Task prompt: Exact copies of all the records are to be printed.

Entries provided:
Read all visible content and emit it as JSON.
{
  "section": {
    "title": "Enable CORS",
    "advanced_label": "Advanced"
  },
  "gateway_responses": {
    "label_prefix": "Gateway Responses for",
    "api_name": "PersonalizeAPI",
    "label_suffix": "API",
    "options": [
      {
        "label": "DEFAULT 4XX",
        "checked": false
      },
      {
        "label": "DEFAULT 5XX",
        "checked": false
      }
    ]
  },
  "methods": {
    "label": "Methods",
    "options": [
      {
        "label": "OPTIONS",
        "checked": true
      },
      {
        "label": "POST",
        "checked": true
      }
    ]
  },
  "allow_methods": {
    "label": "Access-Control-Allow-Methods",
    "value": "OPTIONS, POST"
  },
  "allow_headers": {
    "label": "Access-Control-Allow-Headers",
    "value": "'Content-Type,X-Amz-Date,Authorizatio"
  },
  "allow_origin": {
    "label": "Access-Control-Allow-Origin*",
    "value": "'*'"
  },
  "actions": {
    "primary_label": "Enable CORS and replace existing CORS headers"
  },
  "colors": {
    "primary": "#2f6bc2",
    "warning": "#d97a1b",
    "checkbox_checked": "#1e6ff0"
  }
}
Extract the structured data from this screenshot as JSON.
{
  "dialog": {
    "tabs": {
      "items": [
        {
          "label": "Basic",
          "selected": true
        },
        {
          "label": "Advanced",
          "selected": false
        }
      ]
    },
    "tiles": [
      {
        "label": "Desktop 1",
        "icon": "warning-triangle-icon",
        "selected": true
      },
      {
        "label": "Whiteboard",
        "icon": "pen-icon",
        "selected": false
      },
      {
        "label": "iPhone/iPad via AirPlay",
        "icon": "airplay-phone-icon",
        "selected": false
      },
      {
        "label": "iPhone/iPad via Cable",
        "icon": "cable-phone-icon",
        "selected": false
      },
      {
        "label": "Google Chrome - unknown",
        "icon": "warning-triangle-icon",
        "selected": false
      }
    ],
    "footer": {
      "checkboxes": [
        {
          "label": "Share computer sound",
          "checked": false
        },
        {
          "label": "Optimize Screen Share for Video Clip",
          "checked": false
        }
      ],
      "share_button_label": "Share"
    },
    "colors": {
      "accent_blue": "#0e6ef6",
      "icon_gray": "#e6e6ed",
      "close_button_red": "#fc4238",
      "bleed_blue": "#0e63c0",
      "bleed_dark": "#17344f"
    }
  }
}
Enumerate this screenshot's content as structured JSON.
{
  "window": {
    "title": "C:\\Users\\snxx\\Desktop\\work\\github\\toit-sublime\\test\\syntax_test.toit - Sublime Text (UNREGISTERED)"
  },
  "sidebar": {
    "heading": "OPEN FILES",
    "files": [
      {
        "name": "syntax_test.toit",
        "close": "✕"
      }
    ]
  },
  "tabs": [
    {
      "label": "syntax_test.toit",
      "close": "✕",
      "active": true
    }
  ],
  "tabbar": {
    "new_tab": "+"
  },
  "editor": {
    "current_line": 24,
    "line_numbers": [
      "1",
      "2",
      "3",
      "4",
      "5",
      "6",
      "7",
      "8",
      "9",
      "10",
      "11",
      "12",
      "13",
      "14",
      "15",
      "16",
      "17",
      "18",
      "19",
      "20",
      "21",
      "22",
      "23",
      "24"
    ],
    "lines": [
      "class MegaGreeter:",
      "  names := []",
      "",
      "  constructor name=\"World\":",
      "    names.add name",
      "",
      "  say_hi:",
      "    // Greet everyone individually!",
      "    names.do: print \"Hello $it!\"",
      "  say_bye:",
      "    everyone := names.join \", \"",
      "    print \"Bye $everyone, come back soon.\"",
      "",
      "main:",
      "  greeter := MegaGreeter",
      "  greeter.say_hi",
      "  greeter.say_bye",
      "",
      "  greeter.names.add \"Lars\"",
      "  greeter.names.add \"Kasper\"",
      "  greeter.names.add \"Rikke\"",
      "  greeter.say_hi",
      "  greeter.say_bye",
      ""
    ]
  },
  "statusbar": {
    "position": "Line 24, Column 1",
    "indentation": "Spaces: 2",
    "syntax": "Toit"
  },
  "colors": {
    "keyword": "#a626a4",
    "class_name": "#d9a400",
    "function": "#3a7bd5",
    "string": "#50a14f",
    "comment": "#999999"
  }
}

Exercise output:
Read all visible content and emit it as JSON.
{
  "section": {
    "title": "Enable CORS",
    "advanced_label": "Advanced"
  },
  "gateway_responses": {
    "label_prefix": "Gateway Responses for",
    "api_name": "PersonalizeAPI",
    "label_suffix": "API",
    "options": [
      {
        "label": "DEFAULT 4XX",
        "checked": false
      },
      {
        "label": "DEFAULT 5XX",
        "checked": false
      }
    ]
  },
  "methods": {
    "label": "Methods",
    "options": [
      {
        "label": "OPTIONS",
        "checked": true
      },
      {
        "label": "POST",
        "checked": true
      }
    ]
  },
  "allow_methods": {
    "label": "Access-Control-Allow-Methods",
    "value": "OPTIONS, POST"
  },
  "allow_headers": {
    "label": "Access-Control-Allow-Headers",
    "value": "'Content-Type,X-Amz-Date,Authorizatio"
  },
  "allow_origin": {
    "label": "Access-Control-Allow-Origin*",
    "value": "'*'"
  },
  "actions": {
    "primary_label": "Enable CORS and replace existing CORS headers"
  },
  "colors": {
    "primary": "#2f6bc2",
    "warning": "#d97a1b",
    "checkbox_checked": "#1e6ff0"
  }
}
Extract the structured data from this screenshot as JSON.
{
  "dialog": {
    "tabs": {
      "items": [
        {
          "label": "Basic",
          "selected": true
        },
        {
          "label": "Advanced",
          "selected": false
        }
      ]
    },
    "tiles": [
      {
        "label": "Desktop 1",
        "icon": "warning-triangle-icon",
        "selected": true
      },
      {
        "label": "Whiteboard",
        "icon": "pen-icon",
        "selected": false
      },
      {
        "label": "iPhone/iPad via AirPlay",
        "icon": "airplay-phone-icon",
        "selected": false
      },
      {
        "label": "iPhone/iPad via Cable",
        "icon": "cable-phone-icon",
        "selected": false
      },
      {
        "label": "Google Chrome - unknown",
        "icon": "warning-triangle-icon",
        "selected": false
      }
    ],
    "footer": {
      "checkboxes": [
        {
          "label": "Share computer sound",
          "checked": false
        },
        {
          "label": "Optimize Screen Share for Video Clip",
          "checked": false
        }
      ],
      "share_button_label": "Share"
    },
    "colors": {
      "accent_blue": "#0e6ef6",
      "icon_gray": "#e6e6ed",
      "close_button_red": "#fc4238",
      "bleed_blue": "#0e63c0",
      "bleed_dark": "#17344f"
    }
  }
}
Enumerate this screenshot's content as structured JSON.
{
  "window": {
    "title": "C:\\Users\\snxx\\Desktop\\work\\github\\toit-sublime\\test\\syntax_test.toit - Sublime Text (UNREGISTERED)"
  },
  "sidebar": {
    "heading": "OPEN FILES",
    "files": [
      {
        "name": "syntax_test.toit",
        "close": "✕"
      }
    ]
  },
  "tabs": [
    {
      "label": "syntax_test.toit",
      "close": "✕",
      "active": true
    }
  ],
  "tabbar": {
    "new_tab": "+"
  },
  "editor": {
    "current_line": 24,
    "line_numbers": [
      "1",
      "2",
      "3",
      "4",
      "5",
      "6",
      "7",
      "8",
      "9",
      "10",
      "11",
      "12",
      "13",
      "14",
      "15",
      "16",
      "17",
      "18",
      "19",
      "20",
      "21",
      "22",
      "23",
      "24"
    ],
    "lines": [
      "class MegaGreeter:",
      "  names := []",
      "",
      "  constructor name=\"World\":",
      "    names.add name",
      "",
      "  say_hi:",
      "    // Greet everyone individually!",
      "    names.do: print \"Hello $it!\"",
      "  say_bye:",
      "    everyone := names.join \", \"",
      "    print \"Bye $everyone, come back soon.\"",
      "",
      "main:",
      "  greeter := MegaGreeter",
      "  greeter.say_hi",
      "  greeter.say_bye",
      "",
      "  greeter.names.add \"Lars\"",
      "  greeter.names.add \"Kasper\"",
      "  greeter.names.add \"Rikke\"",
      "  greeter.say_hi",
      "  greeter.say_bye",
      ""
    ]
  },
  "statusbar": {
    "position": "Line 24, Column 1",
    "indentation": "Spaces: 2",
    "syntax": "Toit"
  },
  "colors": {
    "keyword": "#a626a4",
    "class_name": "#d9a400",
    "function": "#3a7bd5",
    "string": "#50a14f",
    "comment": "#999999"
  }
}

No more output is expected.